● **Exercise description**:
Reproduce all of the entries below exactly, without images.

● **Data for the task**:
▽

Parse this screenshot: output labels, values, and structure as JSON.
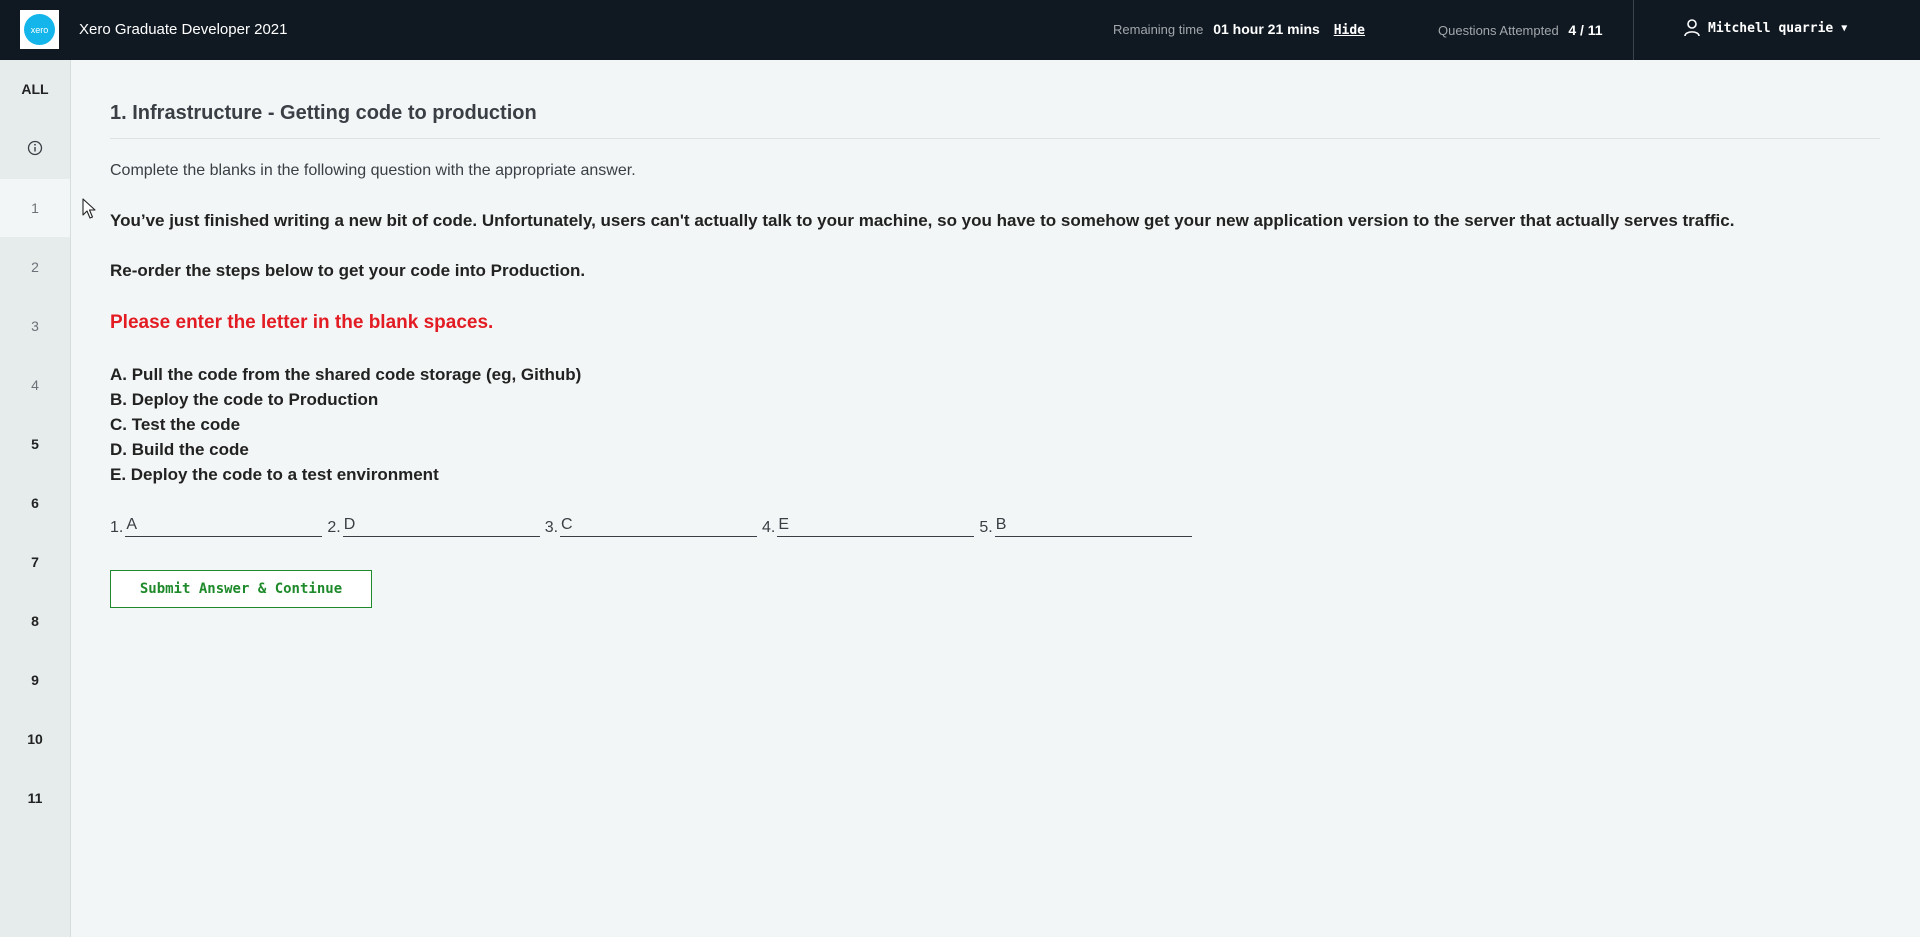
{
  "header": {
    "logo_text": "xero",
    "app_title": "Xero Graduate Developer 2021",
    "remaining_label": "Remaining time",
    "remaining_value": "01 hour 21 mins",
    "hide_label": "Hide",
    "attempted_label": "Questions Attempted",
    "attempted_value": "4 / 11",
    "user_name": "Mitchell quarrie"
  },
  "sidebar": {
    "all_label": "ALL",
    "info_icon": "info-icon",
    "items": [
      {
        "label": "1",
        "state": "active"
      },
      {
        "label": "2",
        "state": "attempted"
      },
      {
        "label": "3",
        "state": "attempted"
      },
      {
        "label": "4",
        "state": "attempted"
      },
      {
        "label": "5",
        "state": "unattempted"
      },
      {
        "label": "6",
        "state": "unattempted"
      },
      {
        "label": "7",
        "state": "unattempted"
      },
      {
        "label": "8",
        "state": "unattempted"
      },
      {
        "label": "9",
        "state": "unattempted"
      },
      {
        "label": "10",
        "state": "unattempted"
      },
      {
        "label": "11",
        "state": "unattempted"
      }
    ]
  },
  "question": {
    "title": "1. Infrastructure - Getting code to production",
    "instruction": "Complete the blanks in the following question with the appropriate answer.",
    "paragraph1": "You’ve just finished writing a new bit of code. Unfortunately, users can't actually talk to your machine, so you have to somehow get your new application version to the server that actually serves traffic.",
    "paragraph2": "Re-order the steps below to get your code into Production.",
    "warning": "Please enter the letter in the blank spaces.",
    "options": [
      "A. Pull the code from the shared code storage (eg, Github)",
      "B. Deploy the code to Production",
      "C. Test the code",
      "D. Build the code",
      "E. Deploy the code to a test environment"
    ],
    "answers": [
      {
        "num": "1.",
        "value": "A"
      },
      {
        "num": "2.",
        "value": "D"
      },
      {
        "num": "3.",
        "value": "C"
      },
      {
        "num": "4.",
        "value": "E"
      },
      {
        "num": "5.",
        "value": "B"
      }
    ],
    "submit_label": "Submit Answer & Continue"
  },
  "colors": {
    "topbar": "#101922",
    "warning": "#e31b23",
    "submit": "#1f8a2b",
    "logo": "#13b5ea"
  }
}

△

● **Written reply**:
Parse this screenshot: output labels, values, and structure as JSON.
{
  "header": {
    "logo_text": "xero",
    "app_title": "Xero Graduate Developer 2021",
    "remaining_label": "Remaining time",
    "remaining_value": "01 hour 21 mins",
    "hide_label": "Hide",
    "attempted_label": "Questions Attempted",
    "attempted_value": "4 / 11",
    "user_name": "Mitchell quarrie"
  },
  "sidebar": {
    "all_label": "ALL",
    "info_icon": "info-icon",
    "items": [
      {
        "label": "1",
        "state": "active"
      },
      {
        "label": "2",
        "state": "attempted"
      },
      {
        "label": "3",
        "state": "attempted"
      },
      {
        "label": "4",
        "state": "attempted"
      },
      {
        "label": "5",
        "state": "unattempted"
      },
      {
        "label": "6",
        "state": "unattempted"
      },
      {
        "label": "7",
        "state": "unattempted"
      },
      {
        "label": "8",
        "state": "unattempted"
      },
      {
        "label": "9",
        "state": "unattempted"
      },
      {
        "label": "10",
        "state": "unattempted"
      },
      {
        "label": "11",
        "state": "unattempted"
      }
    ]
  },
  "question": {
    "title": "1. Infrastructure - Getting code to production",
    "instruction": "Complete the blanks in the following question with the appropriate answer.",
    "paragraph1": "You’ve just finished writing a new bit of code. Unfortunately, users can't actually talk to your machine, so you have to somehow get your new application version to the server that actually serves traffic.",
    "paragraph2": "Re-order the steps below to get your code into Production.",
    "warning": "Please enter the letter in the blank spaces.",
    "options": [
      "A. Pull the code from the shared code storage (eg, Github)",
      "B. Deploy the code to Production",
      "C. Test the code",
      "D. Build the code",
      "E. Deploy the code to a test environment"
    ],
    "answers": [
      {
        "num": "1.",
        "value": "A"
      },
      {
        "num": "2.",
        "value": "D"
      },
      {
        "num": "3.",
        "value": "C"
      },
      {
        "num": "4.",
        "value": "E"
      },
      {
        "num": "5.",
        "value": "B"
      }
    ],
    "submit_label": "Submit Answer & Continue"
  },
  "colors": {
    "topbar": "#101922",
    "warning": "#e31b23",
    "submit": "#1f8a2b",
    "logo": "#13b5ea"
  }
}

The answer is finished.